* What to produce
Your task is to copy every line of the records below that contains "Output".

* Data for this exercise
_ _ _

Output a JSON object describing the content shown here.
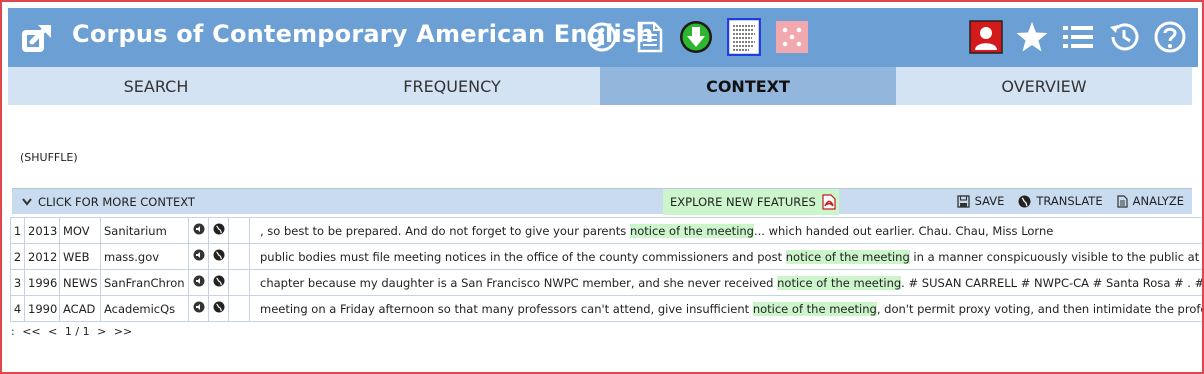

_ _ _

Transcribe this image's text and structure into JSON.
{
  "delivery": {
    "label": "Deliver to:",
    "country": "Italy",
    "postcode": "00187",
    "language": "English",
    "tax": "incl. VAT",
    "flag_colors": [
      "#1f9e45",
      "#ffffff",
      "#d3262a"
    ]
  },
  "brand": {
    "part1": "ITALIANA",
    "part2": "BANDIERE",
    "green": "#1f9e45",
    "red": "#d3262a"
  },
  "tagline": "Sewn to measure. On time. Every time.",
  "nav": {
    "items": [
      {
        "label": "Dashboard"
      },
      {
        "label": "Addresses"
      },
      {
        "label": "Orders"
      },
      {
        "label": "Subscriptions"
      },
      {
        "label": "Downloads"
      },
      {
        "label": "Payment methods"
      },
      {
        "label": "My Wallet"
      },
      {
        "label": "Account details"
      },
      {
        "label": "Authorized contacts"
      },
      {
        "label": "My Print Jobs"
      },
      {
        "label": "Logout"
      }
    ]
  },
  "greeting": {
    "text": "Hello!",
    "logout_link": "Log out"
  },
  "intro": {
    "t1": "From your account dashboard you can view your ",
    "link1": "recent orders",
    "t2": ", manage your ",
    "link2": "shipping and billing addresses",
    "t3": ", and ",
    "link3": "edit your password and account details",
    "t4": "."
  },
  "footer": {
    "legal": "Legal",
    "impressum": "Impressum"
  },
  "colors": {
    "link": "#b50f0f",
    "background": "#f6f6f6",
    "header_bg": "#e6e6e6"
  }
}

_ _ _

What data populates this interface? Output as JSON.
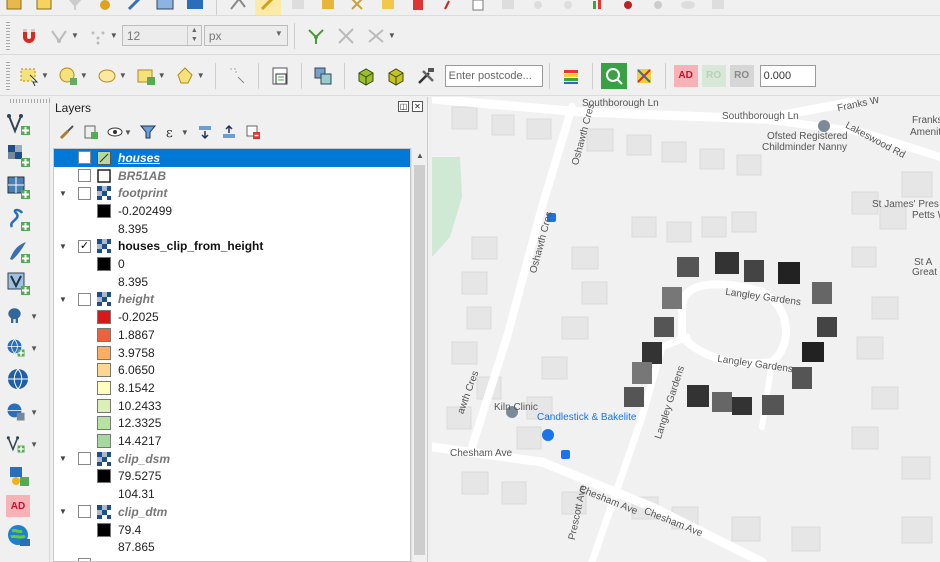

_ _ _

* Answer to this problem
Output a JSON object describing the content shown here.
What data populates this interface? Output as JSON.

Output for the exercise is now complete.